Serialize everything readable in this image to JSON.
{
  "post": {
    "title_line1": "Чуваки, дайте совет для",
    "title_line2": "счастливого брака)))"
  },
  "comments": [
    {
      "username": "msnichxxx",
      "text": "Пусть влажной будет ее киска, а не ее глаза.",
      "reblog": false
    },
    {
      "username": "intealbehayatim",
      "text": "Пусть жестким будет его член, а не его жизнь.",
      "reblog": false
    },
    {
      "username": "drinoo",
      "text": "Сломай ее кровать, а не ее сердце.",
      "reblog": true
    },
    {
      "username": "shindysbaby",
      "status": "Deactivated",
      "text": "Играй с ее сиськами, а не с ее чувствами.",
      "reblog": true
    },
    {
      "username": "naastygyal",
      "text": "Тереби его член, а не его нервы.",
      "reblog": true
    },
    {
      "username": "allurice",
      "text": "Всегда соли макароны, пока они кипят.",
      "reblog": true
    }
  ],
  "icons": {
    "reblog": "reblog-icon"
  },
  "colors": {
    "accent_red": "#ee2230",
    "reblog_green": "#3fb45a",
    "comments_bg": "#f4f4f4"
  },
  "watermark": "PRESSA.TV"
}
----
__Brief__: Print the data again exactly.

__Written reply__:
Serialize everything readable in this image to JSON.
{
  "post": {
    "title_line1": "Чуваки, дайте совет для",
    "title_line2": "счастливого брака)))"
  },
  "comments": [
    {
      "username": "msnichxxx",
      "text": "Пусть влажной будет ее киска, а не ее глаза.",
      "reblog": false
    },
    {
      "username": "intealbehayatim",
      "text": "Пусть жестким будет его член, а не его жизнь.",
      "reblog": false
    },
    {
      "username": "drinoo",
      "text": "Сломай ее кровать, а не ее сердце.",
      "reblog": true
    },
    {
      "username": "shindysbaby",
      "status": "Deactivated",
      "text": "Играй с ее сиськами, а не с ее чувствами.",
      "reblog": true
    },
    {
      "username": "naastygyal",
      "text": "Тереби его член, а не его нервы.",
      "reblog": true
    },
    {
      "username": "allurice",
      "text": "Всегда соли макароны, пока они кипят.",
      "reblog": true
    }
  ],
  "icons": {
    "reblog": "reblog-icon"
  },
  "colors": {
    "accent_red": "#ee2230",
    "reblog_green": "#3fb45a",
    "comments_bg": "#f4f4f4"
  },
  "watermark": "PRESSA.TV"
}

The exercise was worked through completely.